Print every record exactly, omitting all pictures.

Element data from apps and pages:
--------------------

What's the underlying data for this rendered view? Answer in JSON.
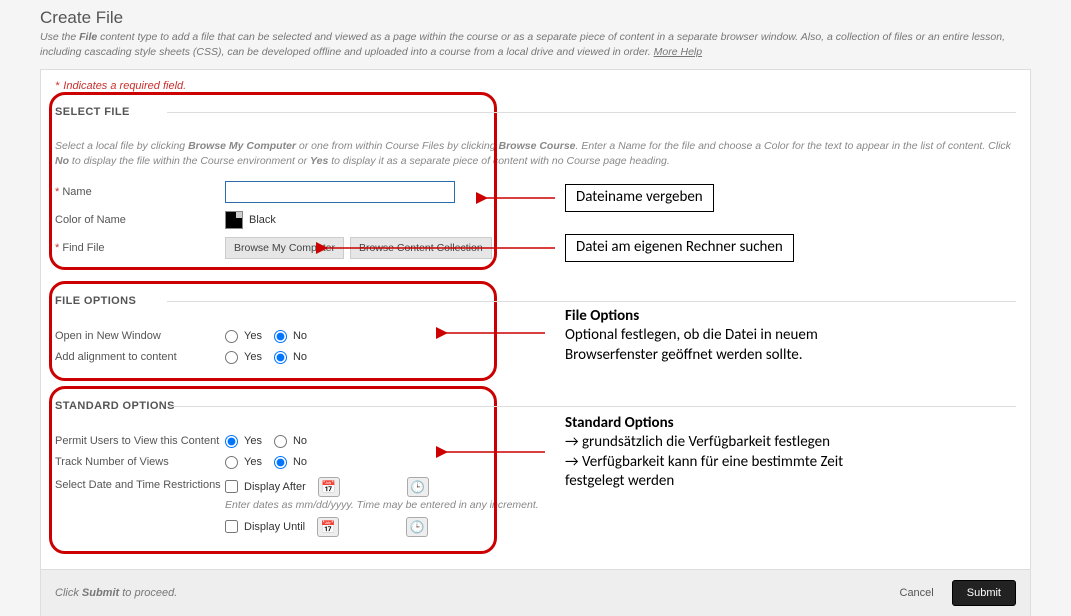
{
  "header": {
    "title": "Create File",
    "desc_pre": "Use the ",
    "desc_bold": "File",
    "desc_post": " content type to add a file that can be selected and viewed as a page within the course or as a separate piece of content in a separate browser window. Also, a collection of files or an entire lesson, including cascading style sheets (CSS), can be developed offline and uploaded into a course from a local drive and viewed in order. ",
    "more_help": "More Help"
  },
  "req_note": "Indicates a required field.",
  "select_file": {
    "legend": "SELECT FILE",
    "desc_1": "Select a local file by clicking ",
    "desc_b1": "Browse My Computer",
    "desc_2": " or one from within Course Files by clicking ",
    "desc_b2": "Browse Course",
    "desc_3": ". Enter a Name for the file and choose a Color for the text to appear in the list of content. Click ",
    "desc_b3": "No",
    "desc_4": " to display the file within the Course environment or ",
    "desc_b4": "Yes",
    "desc_5": " to display it as a separate piece of content with no Course page heading.",
    "name_label": "Name",
    "color_label": "Color of Name",
    "color_text": "Black",
    "find_label": "Find File",
    "browse_computer": "Browse My Computer",
    "browse_collection": "Browse Content Collection"
  },
  "file_options": {
    "legend": "FILE OPTIONS",
    "open_new": "Open in New Window",
    "add_align": "Add alignment to content",
    "yes": "Yes",
    "no": "No"
  },
  "standard_options": {
    "legend": "STANDARD OPTIONS",
    "permit": "Permit Users to View this Content",
    "track": "Track Number of Views",
    "restrict": "Select Date and Time Restrictions",
    "disp_after": "Display After",
    "disp_until": "Display Until",
    "hint": "Enter dates as mm/dd/yyyy. Time may be entered in any increment.",
    "yes": "Yes",
    "no": "No"
  },
  "footer": {
    "text_pre": "Click ",
    "text_bold": "Submit",
    "text_post": " to proceed.",
    "cancel": "Cancel",
    "submit": "Submit"
  },
  "annotations": {
    "a1": "Dateiname vergeben",
    "a2": "Datei am eigenen Rechner suchen",
    "a3_head": "File Options",
    "a3_l1": "Optional festlegen, ob die Datei in neuem",
    "a3_l2": "Browserfenster geöffnet werden sollte.",
    "a4_head": "Standard Options",
    "a4_l1": "→ grundsätzlich die Verfügbarkeit festlegen",
    "a4_l2": "→ Verfügbarkeit kann für eine bestimmte Zeit",
    "a4_l3": "festgelegt werden"
  }
}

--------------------

RESPONSE FOR THIS EXERCISE:
What's the underlying data for this rendered view? Answer in JSON.
{
  "header": {
    "title": "Create File",
    "desc_pre": "Use the ",
    "desc_bold": "File",
    "desc_post": " content type to add a file that can be selected and viewed as a page within the course or as a separate piece of content in a separate browser window. Also, a collection of files or an entire lesson, including cascading style sheets (CSS), can be developed offline and uploaded into a course from a local drive and viewed in order. ",
    "more_help": "More Help"
  },
  "req_note": "Indicates a required field.",
  "select_file": {
    "legend": "SELECT FILE",
    "desc_1": "Select a local file by clicking ",
    "desc_b1": "Browse My Computer",
    "desc_2": " or one from within Course Files by clicking ",
    "desc_b2": "Browse Course",
    "desc_3": ". Enter a Name for the file and choose a Color for the text to appear in the list of content. Click ",
    "desc_b3": "No",
    "desc_4": " to display the file within the Course environment or ",
    "desc_b4": "Yes",
    "desc_5": " to display it as a separate piece of content with no Course page heading.",
    "name_label": "Name",
    "color_label": "Color of Name",
    "color_text": "Black",
    "find_label": "Find File",
    "browse_computer": "Browse My Computer",
    "browse_collection": "Browse Content Collection"
  },
  "file_options": {
    "legend": "FILE OPTIONS",
    "open_new": "Open in New Window",
    "add_align": "Add alignment to content",
    "yes": "Yes",
    "no": "No"
  },
  "standard_options": {
    "legend": "STANDARD OPTIONS",
    "permit": "Permit Users to View this Content",
    "track": "Track Number of Views",
    "restrict": "Select Date and Time Restrictions",
    "disp_after": "Display After",
    "disp_until": "Display Until",
    "hint": "Enter dates as mm/dd/yyyy. Time may be entered in any increment.",
    "yes": "Yes",
    "no": "No"
  },
  "footer": {
    "text_pre": "Click ",
    "text_bold": "Submit",
    "text_post": " to proceed.",
    "cancel": "Cancel",
    "submit": "Submit"
  },
  "annotations": {
    "a1": "Dateiname vergeben",
    "a2": "Datei am eigenen Rechner suchen",
    "a3_head": "File Options",
    "a3_l1": "Optional festlegen, ob die Datei in neuem",
    "a3_l2": "Browserfenster geöffnet werden sollte.",
    "a4_head": "Standard Options",
    "a4_l1": "→ grundsätzlich die Verfügbarkeit festlegen",
    "a4_l2": "→ Verfügbarkeit kann für eine bestimmte Zeit",
    "a4_l3": "festgelegt werden"
  }
}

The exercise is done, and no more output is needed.